→ **Task statement**
Consider the entries below. Count the lines holding the string "glyph" and state the number only.

(Dataset rows for apps and sites)
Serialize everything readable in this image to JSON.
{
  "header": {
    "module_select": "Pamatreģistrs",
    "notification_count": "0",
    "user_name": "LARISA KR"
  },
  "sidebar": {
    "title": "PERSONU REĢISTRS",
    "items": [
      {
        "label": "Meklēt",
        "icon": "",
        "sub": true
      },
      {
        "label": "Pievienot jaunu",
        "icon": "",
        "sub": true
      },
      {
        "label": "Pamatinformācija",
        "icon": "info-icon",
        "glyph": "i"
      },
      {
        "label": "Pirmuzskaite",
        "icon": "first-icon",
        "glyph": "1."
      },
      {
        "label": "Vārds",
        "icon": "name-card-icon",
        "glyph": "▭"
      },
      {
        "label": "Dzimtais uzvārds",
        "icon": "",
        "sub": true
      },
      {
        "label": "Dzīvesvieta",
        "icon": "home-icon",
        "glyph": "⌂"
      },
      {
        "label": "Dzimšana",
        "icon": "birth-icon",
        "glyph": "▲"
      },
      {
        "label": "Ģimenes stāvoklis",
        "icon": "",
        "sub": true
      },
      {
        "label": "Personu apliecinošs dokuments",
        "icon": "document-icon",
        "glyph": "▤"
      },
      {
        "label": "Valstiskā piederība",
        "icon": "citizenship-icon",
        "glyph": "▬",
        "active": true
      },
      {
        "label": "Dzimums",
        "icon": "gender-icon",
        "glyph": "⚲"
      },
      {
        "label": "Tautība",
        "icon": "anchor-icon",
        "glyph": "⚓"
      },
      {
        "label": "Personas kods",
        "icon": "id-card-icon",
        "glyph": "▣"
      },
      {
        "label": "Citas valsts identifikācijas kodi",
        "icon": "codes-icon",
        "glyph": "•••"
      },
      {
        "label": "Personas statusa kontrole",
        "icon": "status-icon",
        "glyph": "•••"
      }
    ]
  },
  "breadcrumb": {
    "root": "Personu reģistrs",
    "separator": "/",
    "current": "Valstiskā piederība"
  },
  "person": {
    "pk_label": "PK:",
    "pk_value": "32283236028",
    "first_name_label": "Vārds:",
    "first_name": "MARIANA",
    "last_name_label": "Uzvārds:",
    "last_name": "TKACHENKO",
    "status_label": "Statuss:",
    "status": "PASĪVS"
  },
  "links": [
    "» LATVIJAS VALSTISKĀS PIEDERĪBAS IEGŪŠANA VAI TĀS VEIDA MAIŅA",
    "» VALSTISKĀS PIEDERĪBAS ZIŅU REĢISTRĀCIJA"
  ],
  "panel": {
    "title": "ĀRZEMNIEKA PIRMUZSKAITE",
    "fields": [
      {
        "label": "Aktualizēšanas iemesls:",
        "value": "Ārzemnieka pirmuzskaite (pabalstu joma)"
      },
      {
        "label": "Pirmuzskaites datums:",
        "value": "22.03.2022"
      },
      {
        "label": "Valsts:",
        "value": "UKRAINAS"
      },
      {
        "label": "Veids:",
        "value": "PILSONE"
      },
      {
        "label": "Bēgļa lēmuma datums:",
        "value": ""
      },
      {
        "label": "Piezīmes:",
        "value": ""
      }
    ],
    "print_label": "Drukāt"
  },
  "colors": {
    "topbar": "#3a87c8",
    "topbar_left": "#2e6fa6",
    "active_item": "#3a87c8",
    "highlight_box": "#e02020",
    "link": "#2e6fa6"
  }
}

→ **Result**
12